Most advances in human neuroscience rely on work done in non-human animal models. While numerous species have been used to model the human brain, the mouse has emerged as the most prominent of these, due to its rapid life cycle, straightforward husbandry, and amenability to genetic engineering. Unfortunately, our understanding how well brain organization is conserved between model species and humans is far from complete due to the laborious, costly, and invasive nature of traditional comparative experiments. As a result of our incomplete understanding of between-species correspondence in brain architecture, the translation of results from our most popular model brain to the human brain often fails. Addressing this problem requires a framework for quantitative between-species translation, that allows formal predictions in one species based on another, assessments of the validity of a particular model, and quantifications of similarities and differences between species. I will present work from our lab and collaborators towards such a framework.

Rogier B. Mars
Wellcome Centre for Integrative Neuroimaging, University of Oxford
Donders Institute for Brain, Cognition and Behaviour, Radboud University Nijmegen
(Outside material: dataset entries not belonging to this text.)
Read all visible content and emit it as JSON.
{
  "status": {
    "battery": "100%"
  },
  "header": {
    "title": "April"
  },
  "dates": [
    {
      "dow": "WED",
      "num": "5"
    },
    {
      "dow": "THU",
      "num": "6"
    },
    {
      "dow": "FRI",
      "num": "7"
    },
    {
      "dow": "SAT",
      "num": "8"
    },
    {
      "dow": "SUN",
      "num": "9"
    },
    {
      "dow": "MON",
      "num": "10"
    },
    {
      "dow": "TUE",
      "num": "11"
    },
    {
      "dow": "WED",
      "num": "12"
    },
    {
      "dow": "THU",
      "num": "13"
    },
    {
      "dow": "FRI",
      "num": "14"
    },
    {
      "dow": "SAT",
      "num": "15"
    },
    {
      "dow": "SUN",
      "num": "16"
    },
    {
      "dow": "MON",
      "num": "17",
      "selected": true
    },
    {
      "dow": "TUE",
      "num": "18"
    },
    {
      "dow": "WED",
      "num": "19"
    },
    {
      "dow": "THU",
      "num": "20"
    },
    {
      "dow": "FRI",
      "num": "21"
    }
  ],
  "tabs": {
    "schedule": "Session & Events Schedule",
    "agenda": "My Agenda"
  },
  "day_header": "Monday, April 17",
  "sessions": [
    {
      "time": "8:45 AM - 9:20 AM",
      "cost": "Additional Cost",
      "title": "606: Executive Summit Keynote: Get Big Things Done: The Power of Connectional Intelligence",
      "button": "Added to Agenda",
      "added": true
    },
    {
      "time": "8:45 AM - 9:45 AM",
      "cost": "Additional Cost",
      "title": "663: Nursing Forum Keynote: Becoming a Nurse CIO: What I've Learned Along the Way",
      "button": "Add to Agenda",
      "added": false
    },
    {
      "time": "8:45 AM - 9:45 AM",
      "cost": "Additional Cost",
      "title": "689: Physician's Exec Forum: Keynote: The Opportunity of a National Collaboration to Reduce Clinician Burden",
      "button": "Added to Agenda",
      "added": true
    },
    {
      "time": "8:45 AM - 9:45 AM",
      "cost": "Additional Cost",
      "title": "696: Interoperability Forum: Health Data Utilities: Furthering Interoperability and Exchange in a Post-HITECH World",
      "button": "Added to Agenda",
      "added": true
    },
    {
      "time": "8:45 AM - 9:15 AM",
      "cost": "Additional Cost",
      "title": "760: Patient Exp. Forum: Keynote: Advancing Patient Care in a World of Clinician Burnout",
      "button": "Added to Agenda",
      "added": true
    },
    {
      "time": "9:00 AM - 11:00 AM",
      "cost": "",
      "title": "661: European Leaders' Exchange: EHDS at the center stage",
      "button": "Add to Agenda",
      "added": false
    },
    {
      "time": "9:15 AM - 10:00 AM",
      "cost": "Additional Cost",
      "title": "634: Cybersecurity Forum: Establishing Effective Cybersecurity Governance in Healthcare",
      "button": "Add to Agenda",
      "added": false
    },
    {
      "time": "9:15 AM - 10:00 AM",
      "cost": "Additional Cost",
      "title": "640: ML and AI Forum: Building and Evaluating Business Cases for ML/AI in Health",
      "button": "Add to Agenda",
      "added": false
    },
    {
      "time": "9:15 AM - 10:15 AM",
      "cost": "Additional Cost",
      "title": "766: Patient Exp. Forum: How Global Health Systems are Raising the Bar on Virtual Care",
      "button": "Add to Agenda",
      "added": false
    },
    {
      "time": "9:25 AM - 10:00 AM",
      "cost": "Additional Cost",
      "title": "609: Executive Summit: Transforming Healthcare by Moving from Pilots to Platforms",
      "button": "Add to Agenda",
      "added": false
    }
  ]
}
Rogier Mars – Quantitative translational neuroscience: Towards formal mouse-human predictions